Who dares wins

However, for those developers with the appetite to take the plunge, there may be big profits to be had in the future by buying land now. In central London in particular, some major players have taken advantage of the weak sterling and drop in prices.

“The majority of central London developers are choosing to wait for greater economic certainty before purchasing land, however there have been notable exceptions in which investors have opted to buy while land values remain 17% below the 2015 peak, and sterling continues to trade at a discount relative to its value before the 2016 referendum,” Gower explained.

To misquote Spiderman, with great uncertainty comes great opportunity. Only time will tell if the gamble pays off – in the meantime, all we can do is urge politicians to get their act together and avoid a Brexit apocalypse.

super-prime market

Pent-up demand for penthouses?

By Vivienne Shirley, Senior Consultant

The super-prime market is rarely affected by the vagaries of the general housing market, but it is a very good guide to confidence in the economy – if rich people are investing in London, they obviously think the UK has a prosperous future.

With this in mind, many will be relieved by new research revealing sales of “super-prime” multi-million pound properties in London have remained remarkably resilient. Despite ongoing fears of a no-deal Brexit leading to financial disaster for the country, overseas investors are reported to have splurged over £400m on four super-prime central London properties in the last couple of months alone.

Knight Frank’s latest super-prime market insight report shows the number of super-prime transactions was marginally down on the previous year, from 133 to 121, though the total sales value was up 22% on 2017 and 23% on 2016. The report suggests this could be due to the instability of the general election and Brexit referendum respectively in those years. The number of prospective buyers has also increased, though prices have declined to more than make up for the higher rates of stamp duty introduced by Osborne in December 2018.

West is best

Sales have been most resilient in areas such as Notting Hill and Chelsea which attract more needs-based buyers – British-based buyers who will remain in the UK regardless of Brexit. These areas are also boosted by the greater availability of wider-layouts in homes, which are generally preferred by purchasers. Research by Coutts also agrees ‘west is best’, with the only areas showing positive annual growth in prime property prices Chelsea, Kensington, Notting Hill & Holland Park, St John’s Wood, and Regent’s Park & Primrose Hill.

Both reports suggest potential buyers are holding off until a sensible Brexit agreement is in sight and will then pounce as Rory Penn, Head of Private Office at Knight Frank, explains: “Viewing levels remain high and a number of buyers have been scrutinising the market over a long period of time…

“Once there is a feeling that a sensible Brexit deal has been reached and speculation over the future of the government dies down, I believe there is a certain amount of pent-up demand that will be released.”

Caution in the London market

The caution seen in the super-prime market reflects the rest of London’s housing market, with figures from the Office for National Statistics showing the average cost of a home across the capital slipped by 0.3 per cent to £482,000 in the year to September.
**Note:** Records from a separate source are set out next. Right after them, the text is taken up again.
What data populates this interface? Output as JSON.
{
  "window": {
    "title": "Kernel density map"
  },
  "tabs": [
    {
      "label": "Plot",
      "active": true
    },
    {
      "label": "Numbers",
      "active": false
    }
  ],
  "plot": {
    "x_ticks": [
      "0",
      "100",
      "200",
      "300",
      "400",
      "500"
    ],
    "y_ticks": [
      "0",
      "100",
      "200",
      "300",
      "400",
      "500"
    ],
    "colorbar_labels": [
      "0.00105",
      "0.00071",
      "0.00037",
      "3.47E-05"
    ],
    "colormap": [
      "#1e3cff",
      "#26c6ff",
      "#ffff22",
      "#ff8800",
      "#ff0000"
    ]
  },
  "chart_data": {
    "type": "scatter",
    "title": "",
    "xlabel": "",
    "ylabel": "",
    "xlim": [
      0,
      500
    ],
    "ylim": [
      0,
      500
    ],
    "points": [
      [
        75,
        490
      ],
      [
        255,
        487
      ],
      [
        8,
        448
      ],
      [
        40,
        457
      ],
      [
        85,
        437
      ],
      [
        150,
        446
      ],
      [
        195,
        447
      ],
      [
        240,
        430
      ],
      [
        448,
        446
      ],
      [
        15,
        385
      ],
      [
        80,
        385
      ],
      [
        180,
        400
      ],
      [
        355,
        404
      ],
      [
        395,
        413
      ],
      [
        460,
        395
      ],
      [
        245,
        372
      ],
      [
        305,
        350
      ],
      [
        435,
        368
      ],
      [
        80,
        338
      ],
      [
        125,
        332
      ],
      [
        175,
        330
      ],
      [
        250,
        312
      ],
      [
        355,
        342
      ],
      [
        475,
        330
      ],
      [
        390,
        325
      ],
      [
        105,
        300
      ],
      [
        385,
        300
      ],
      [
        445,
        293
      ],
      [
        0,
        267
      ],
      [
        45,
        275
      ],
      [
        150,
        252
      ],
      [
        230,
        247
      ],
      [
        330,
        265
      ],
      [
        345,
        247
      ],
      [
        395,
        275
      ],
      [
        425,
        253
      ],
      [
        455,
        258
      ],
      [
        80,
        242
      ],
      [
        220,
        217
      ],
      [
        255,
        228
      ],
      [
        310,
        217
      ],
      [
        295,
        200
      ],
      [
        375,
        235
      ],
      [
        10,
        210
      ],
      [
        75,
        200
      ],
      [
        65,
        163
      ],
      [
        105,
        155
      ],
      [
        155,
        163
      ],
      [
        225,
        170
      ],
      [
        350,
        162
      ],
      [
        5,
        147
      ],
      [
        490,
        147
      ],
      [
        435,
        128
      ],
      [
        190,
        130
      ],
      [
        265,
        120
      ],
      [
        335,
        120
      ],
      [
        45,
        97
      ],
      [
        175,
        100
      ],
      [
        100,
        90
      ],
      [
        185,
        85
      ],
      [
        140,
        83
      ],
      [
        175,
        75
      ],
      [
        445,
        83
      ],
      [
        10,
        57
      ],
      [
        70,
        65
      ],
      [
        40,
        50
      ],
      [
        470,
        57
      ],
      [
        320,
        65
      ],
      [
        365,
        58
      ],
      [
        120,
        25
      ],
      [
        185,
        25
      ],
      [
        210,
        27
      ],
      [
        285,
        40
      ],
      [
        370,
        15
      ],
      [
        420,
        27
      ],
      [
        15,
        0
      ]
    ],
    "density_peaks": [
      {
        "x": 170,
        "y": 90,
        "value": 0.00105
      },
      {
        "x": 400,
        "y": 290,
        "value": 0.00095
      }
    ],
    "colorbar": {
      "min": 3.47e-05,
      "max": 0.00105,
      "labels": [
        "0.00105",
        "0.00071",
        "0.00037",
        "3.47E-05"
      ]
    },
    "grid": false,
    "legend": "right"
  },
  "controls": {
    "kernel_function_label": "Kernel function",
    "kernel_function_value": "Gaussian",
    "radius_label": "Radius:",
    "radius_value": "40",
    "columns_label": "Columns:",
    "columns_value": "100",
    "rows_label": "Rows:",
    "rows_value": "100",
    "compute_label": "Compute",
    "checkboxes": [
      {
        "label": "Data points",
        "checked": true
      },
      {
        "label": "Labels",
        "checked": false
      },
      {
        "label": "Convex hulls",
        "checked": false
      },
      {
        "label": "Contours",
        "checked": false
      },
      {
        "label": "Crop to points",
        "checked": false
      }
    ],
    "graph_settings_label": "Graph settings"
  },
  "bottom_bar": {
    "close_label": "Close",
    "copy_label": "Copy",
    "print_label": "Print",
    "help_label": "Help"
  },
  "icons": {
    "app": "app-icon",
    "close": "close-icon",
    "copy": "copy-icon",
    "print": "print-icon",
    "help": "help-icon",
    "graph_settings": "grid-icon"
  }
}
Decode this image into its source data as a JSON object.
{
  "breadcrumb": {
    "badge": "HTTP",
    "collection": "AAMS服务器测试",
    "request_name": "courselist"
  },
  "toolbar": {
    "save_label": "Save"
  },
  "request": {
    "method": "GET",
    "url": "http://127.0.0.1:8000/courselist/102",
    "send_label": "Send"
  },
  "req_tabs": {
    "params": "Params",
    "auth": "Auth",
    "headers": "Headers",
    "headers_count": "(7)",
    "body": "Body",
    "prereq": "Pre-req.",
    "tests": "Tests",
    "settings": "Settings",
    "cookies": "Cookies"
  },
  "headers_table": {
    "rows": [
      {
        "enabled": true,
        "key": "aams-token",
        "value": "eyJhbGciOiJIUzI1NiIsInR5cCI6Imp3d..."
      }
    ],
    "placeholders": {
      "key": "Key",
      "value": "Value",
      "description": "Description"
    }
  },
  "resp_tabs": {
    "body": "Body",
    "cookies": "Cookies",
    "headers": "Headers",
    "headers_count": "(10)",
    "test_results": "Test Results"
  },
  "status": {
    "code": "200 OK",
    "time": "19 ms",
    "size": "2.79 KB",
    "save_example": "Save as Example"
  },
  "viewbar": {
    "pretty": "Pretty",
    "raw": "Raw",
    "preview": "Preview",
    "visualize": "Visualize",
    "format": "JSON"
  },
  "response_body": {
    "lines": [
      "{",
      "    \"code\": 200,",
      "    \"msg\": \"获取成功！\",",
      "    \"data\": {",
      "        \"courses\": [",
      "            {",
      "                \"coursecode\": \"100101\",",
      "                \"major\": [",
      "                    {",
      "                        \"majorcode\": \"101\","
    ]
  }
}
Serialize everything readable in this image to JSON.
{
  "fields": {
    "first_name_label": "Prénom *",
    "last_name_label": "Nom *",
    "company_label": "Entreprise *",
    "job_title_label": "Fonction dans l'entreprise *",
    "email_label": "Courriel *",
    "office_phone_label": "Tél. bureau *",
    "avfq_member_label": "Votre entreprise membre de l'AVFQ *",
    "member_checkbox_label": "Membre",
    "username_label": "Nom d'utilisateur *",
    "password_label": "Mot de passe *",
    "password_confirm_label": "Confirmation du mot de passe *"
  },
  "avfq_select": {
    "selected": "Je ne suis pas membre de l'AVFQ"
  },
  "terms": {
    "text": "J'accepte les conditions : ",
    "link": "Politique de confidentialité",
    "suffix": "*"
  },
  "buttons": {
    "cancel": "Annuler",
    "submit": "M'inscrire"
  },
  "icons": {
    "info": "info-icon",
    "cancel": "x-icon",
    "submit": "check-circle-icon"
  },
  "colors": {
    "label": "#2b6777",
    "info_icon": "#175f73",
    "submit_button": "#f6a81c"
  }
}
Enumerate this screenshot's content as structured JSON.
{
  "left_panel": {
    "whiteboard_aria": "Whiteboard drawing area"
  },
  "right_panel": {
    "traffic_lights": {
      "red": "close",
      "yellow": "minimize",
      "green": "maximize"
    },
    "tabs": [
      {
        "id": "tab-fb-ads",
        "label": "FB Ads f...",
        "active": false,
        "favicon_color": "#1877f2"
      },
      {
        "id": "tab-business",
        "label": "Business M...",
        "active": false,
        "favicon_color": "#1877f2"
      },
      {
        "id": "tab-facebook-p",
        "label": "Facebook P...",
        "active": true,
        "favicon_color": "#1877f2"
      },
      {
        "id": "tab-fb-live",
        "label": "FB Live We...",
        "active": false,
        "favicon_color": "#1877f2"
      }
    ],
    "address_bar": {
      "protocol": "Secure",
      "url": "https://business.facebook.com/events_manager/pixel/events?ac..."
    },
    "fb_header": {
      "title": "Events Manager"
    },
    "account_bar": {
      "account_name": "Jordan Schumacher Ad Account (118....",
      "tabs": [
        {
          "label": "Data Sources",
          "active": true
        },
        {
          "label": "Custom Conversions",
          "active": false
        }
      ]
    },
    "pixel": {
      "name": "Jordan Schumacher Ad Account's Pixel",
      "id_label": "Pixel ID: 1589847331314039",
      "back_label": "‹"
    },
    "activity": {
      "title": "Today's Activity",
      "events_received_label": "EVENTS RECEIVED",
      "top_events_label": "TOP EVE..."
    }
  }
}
Flats have been hardest hit, with the average apartment costing almost £16,000 less than in July 2017.

Jonathan Samuels, chief executive of property lender Octane Capital, noted: “London continues to be the weak link in the UK’s property market… As one of the world’s foremost financial hubs, the capital is highly exposed to the fall-out from Brexit.”

What’s next?

Buyers and sellers will be anxiously watching the result of the Brexit parliamentary vote in the next few weeks and as far as the market’s concerned, the sooner a sensible Brexit deal (or exit from Brexit) is reached the better.

Mohammad Syed, Head of Asset Management at Coutts, concluded, “The end of Brexit uncertainty – when it arrives – is likely to release some pent-up demand and see a rise in market activity and prices. But we believe that it will be some time before transaction volumes return to the levels seen in 2013.”